Dr. Karsten Ostermann

Frequently Asked Questions and Answers About Stomach Cancer

Stomach cancer is a complex disease. It raises a number of questions in terms of both detection and treatment and can quickly become confusing.
For this reason, the most important questions and answers are listed below.

If you have any further questions, you should not hesitate to ask your doctor.

Stomach cancer usually develops over many years from precancerous changes in the stomach lining and remains asymptomatic for a long time.

In some cases, very aggressive tumours can also grow more quickly and lead to symptoms sooner.

The likelihood of developing stomach cancer increases with age. It occurs more frequently from the age of 60, while the majority of patients are already over 70 when it is first detected.
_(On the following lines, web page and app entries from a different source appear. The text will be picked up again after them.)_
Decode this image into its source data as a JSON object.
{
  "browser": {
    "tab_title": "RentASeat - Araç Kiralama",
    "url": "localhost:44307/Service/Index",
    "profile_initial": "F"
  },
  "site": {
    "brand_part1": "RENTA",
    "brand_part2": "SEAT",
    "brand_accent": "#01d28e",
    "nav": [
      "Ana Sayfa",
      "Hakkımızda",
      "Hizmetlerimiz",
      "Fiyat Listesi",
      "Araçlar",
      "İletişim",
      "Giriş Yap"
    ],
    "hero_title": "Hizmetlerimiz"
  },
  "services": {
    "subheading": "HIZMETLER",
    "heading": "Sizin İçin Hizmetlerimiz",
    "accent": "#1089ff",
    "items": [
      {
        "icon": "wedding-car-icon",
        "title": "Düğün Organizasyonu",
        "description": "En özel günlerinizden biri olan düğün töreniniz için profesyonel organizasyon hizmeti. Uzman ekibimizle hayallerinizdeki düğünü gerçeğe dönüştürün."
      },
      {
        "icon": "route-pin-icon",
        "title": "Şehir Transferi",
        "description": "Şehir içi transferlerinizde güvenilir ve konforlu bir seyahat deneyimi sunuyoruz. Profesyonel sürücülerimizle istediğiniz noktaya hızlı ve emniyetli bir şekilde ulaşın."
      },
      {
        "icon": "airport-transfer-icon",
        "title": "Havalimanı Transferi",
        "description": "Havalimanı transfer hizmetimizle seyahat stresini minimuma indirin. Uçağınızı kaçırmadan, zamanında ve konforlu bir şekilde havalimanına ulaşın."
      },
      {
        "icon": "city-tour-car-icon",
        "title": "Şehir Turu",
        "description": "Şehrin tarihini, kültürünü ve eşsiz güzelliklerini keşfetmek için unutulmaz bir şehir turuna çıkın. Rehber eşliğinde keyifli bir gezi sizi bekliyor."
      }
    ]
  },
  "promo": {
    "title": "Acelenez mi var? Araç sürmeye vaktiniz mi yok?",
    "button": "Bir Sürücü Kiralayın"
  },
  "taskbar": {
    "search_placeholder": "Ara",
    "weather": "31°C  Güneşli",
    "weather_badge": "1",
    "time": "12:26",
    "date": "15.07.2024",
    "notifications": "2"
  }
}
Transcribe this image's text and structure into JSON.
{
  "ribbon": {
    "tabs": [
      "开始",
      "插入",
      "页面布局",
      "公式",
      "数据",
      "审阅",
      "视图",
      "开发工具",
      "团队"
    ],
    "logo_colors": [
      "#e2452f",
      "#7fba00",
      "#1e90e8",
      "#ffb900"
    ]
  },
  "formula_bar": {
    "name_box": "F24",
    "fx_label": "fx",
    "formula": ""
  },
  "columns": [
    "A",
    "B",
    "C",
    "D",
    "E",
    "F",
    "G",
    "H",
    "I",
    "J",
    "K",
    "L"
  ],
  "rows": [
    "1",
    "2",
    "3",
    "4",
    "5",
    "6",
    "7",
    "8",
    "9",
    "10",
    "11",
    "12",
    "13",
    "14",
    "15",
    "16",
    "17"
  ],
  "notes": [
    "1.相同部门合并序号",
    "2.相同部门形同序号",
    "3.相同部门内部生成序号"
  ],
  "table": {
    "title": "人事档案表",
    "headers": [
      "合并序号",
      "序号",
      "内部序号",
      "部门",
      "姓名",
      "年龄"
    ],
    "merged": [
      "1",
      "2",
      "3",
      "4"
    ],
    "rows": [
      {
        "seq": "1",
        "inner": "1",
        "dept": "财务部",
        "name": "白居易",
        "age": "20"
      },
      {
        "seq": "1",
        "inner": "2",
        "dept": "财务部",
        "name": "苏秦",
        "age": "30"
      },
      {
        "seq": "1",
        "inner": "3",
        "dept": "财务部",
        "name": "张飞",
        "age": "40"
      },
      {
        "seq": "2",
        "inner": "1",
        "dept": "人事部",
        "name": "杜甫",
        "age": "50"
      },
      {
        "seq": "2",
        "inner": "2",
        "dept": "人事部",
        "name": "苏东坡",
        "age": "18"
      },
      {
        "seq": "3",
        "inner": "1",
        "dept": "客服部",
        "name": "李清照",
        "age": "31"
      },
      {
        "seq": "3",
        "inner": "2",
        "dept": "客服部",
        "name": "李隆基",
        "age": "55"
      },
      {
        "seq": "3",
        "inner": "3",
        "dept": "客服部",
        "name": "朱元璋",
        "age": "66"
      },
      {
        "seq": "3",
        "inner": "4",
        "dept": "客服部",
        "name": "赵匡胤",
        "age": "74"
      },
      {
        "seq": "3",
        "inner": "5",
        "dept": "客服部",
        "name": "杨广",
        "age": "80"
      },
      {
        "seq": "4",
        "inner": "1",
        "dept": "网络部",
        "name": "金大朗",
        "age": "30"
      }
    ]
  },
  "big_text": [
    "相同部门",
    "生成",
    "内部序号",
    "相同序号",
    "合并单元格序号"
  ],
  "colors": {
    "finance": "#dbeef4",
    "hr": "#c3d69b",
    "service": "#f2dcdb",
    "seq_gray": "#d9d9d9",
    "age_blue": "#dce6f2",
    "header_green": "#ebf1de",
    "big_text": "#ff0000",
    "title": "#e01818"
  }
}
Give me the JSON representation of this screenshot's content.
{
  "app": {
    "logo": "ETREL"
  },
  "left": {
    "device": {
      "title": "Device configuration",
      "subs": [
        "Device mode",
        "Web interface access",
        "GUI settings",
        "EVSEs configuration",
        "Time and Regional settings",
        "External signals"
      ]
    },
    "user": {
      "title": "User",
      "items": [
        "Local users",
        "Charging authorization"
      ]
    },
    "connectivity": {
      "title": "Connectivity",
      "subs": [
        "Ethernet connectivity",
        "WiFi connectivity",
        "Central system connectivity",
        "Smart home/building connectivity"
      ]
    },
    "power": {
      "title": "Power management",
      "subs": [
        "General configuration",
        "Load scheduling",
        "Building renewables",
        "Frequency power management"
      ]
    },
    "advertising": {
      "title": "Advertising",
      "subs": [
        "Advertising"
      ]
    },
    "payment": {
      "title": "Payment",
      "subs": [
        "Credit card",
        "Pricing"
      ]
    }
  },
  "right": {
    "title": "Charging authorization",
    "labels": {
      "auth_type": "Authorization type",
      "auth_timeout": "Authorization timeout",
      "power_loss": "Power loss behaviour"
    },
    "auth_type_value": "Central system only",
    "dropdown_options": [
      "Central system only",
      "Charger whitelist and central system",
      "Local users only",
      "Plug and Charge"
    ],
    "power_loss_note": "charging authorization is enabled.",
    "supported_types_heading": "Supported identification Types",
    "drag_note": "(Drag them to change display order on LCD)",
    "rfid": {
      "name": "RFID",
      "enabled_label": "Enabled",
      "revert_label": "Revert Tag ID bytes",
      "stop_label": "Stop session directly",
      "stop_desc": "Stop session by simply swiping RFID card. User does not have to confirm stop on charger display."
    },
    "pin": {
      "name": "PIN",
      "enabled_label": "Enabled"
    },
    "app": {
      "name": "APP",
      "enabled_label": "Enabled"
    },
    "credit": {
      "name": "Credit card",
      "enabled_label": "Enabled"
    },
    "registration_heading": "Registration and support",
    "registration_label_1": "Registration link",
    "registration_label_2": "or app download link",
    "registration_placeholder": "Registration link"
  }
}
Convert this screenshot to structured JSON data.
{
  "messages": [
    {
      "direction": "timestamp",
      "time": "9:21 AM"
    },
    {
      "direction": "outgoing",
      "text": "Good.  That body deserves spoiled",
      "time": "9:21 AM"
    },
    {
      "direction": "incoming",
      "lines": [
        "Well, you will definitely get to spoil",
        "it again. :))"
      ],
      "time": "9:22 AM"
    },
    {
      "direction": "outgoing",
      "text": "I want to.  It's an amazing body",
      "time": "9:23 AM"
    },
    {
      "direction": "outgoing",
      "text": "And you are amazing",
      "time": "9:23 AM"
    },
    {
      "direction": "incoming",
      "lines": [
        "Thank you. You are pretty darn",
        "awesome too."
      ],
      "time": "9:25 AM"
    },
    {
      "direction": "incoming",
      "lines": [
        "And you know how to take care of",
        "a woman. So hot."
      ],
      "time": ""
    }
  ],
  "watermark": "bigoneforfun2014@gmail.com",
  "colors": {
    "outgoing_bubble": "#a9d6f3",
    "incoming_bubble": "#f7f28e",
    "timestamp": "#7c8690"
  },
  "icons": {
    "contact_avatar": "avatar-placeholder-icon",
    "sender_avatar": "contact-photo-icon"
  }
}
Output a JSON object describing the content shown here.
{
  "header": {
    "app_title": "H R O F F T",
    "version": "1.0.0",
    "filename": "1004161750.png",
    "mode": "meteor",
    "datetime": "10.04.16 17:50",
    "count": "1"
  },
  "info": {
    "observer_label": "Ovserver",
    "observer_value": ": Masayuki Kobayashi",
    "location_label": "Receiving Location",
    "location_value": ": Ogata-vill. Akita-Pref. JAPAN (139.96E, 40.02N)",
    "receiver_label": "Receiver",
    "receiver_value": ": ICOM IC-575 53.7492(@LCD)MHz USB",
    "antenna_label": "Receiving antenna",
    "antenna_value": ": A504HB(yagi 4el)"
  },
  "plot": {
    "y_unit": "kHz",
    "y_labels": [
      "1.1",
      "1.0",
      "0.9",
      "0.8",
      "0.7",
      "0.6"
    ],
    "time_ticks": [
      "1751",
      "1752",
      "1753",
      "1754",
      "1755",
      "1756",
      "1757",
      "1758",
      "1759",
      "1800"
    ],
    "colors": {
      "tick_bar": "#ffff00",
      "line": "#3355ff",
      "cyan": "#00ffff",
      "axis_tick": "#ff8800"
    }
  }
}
In the presence of corresponding risk factors, an earlier onset is also possible. This is however rare.

In the early stages, the disease is usually asymptomatic or only shows very diffuse symptoms.
Digestive problems, a feeling of fullness and loss of appetite may indicate stomach cancer.

Yes, an ultrasound can indicate changes in the gastric mucosa and surrounding lymph nodes and provide an initial estimate of the size. However, CT and MRI are superior when it comes to treatment planning.

Basically, the symptoms in men and women are very similar. There are no significant differences between the sexes.

The most important risk factors are Helicobacter infections, an unhealthy diet, familial predisposition, chronic gastritis, smoking and alcohol consumption.

The aim should be to minimise risk factors and maintain a healthy lifestyle.

In stage 1, stomach cancer can be completely cured by surgical removal.
Unfortunately, however, stomach cancer is usually diagnosed at an advanced stage, which can make treatment more difficult.

Anaemia, i.e. a lack of red blood cells, can indicate bleeding in the stomach. The number of thrombocytes can also be altered in the case of cancer.

In addition, there are specific tumour markers such as CA 19-9, CA 72-4 and CEA, which are released by malignant tissue.

New studies show that people with blood group 0 have a slightly lower risk of stomach cancer, while blood group A appears to slightly increase the risk.

In combination with other risk factors, blood type can therefore be a helpful indicator for regular screening.

Dissecting the genetic heterogeneity of gastric cancer

Yes, most patients only develop the disease after the age of 70. Nevertheless, it is also possible to develop the disease at a young age if a number of risk factors are present or if the tumour shows very aggressive growth.

Stomach cancer occurs more frequently from the age of sixty. However, most patients do not develop the disease before they are almost seventy.

This depends largely on the stage of the disease, the health of the person affected and the choice of treatment methods.

Further information

The information listed contains relevant topics and serves to improve understanding.